/---

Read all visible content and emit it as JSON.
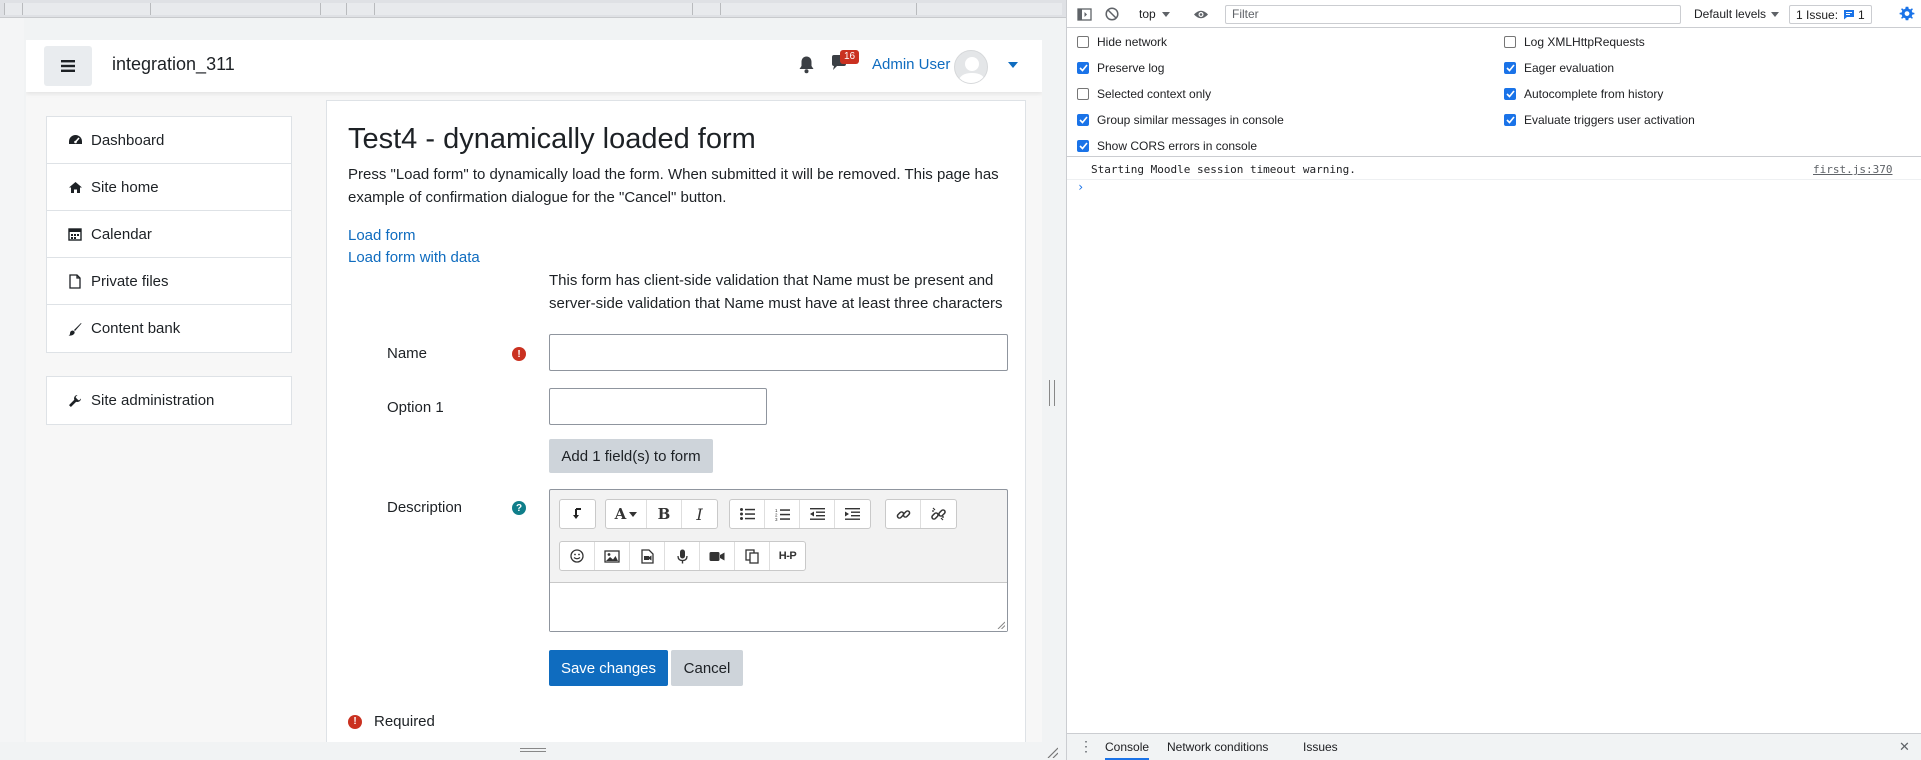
{
  "site": {
    "name": "integration_311",
    "notification_count": "16",
    "user_name": "Admin User"
  },
  "nav": {
    "items": [
      {
        "label": "Dashboard",
        "icon": "dashboard-icon"
      },
      {
        "label": "Site home",
        "icon": "home-icon"
      },
      {
        "label": "Calendar",
        "icon": "calendar-icon"
      },
      {
        "label": "Private files",
        "icon": "file-icon"
      },
      {
        "label": "Content bank",
        "icon": "brush-icon"
      }
    ],
    "admin": {
      "label": "Site administration",
      "icon": "wrench-icon"
    }
  },
  "main": {
    "title": "Test4 - dynamically loaded form",
    "intro": "Press \"Load form\" to dynamically load the form. When submitted it will be removed. This page has example of confirmation dialogue for the \"Cancel\" button.",
    "links": [
      "Load form",
      "Load form with data"
    ],
    "form_note": "This form has client-side validation that Name must be present and server-side validation that Name must have at least three characters",
    "fields": {
      "name_label": "Name",
      "name_value": "",
      "option1_label": "Option 1",
      "option1_value": "",
      "add_field_button": "Add 1 field(s) to form",
      "description_label": "Description",
      "hp_label": "H-P"
    },
    "buttons": {
      "save": "Save changes",
      "cancel": "Cancel"
    },
    "required_label": "Required"
  },
  "devtools": {
    "context": "top",
    "filter_placeholder": "Filter",
    "levels": "Default levels",
    "issues": "1 Issue:",
    "issues_count": "1",
    "settings_left": [
      {
        "label": "Hide network",
        "checked": false
      },
      {
        "label": "Preserve log",
        "checked": true
      },
      {
        "label": "Selected context only",
        "checked": false
      },
      {
        "label": "Group similar messages in console",
        "checked": true
      },
      {
        "label": "Show CORS errors in console",
        "checked": true
      }
    ],
    "settings_right": [
      {
        "label": "Log XMLHttpRequests",
        "checked": false
      },
      {
        "label": "Eager evaluation",
        "checked": true
      },
      {
        "label": "Autocomplete from history",
        "checked": true
      },
      {
        "label": "Evaluate triggers user activation",
        "checked": true
      }
    ],
    "message": {
      "text": "Starting Moodle session timeout warning.",
      "source": "first.js:370"
    },
    "prompt": "›",
    "drawer_tabs": [
      "Console",
      "Network conditions",
      "Issues"
    ]
  },
  "colors": {
    "brand_primary": "#0f6cbf",
    "danger": "#ca3120",
    "info": "#0f7e8a",
    "devtools_accent": "#1a73e8"
  }
}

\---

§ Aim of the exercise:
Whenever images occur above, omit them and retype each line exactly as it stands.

§ Solved exercise:
Read all visible content and emit it as JSON.
{
  "site": {
    "name": "integration_311",
    "notification_count": "16",
    "user_name": "Admin User"
  },
  "nav": {
    "items": [
      {
        "label": "Dashboard",
        "icon": "dashboard-icon"
      },
      {
        "label": "Site home",
        "icon": "home-icon"
      },
      {
        "label": "Calendar",
        "icon": "calendar-icon"
      },
      {
        "label": "Private files",
        "icon": "file-icon"
      },
      {
        "label": "Content bank",
        "icon": "brush-icon"
      }
    ],
    "admin": {
      "label": "Site administration",
      "icon": "wrench-icon"
    }
  },
  "main": {
    "title": "Test4 - dynamically loaded form",
    "intro": "Press \"Load form\" to dynamically load the form. When submitted it will be removed. This page has example of confirmation dialogue for the \"Cancel\" button.",
    "links": [
      "Load form",
      "Load form with data"
    ],
    "form_note": "This form has client-side validation that Name must be present and server-side validation that Name must have at least three characters",
    "fields": {
      "name_label": "Name",
      "name_value": "",
      "option1_label": "Option 1",
      "option1_value": "",
      "add_field_button": "Add 1 field(s) to form",
      "description_label": "Description",
      "hp_label": "H-P"
    },
    "buttons": {
      "save": "Save changes",
      "cancel": "Cancel"
    },
    "required_label": "Required"
  },
  "devtools": {
    "context": "top",
    "filter_placeholder": "Filter",
    "levels": "Default levels",
    "issues": "1 Issue:",
    "issues_count": "1",
    "settings_left": [
      {
        "label": "Hide network",
        "checked": false
      },
      {
        "label": "Preserve log",
        "checked": true
      },
      {
        "label": "Selected context only",
        "checked": false
      },
      {
        "label": "Group similar messages in console",
        "checked": true
      },
      {
        "label": "Show CORS errors in console",
        "checked": true
      }
    ],
    "settings_right": [
      {
        "label": "Log XMLHttpRequests",
        "checked": false
      },
      {
        "label": "Eager evaluation",
        "checked": true
      },
      {
        "label": "Autocomplete from history",
        "checked": true
      },
      {
        "label": "Evaluate triggers user activation",
        "checked": true
      }
    ],
    "message": {
      "text": "Starting Moodle session timeout warning.",
      "source": "first.js:370"
    },
    "prompt": "›",
    "drawer_tabs": [
      "Console",
      "Network conditions",
      "Issues"
    ]
  },
  "colors": {
    "brand_primary": "#0f6cbf",
    "danger": "#ca3120",
    "info": "#0f7e8a",
    "devtools_accent": "#1a73e8"
  }
}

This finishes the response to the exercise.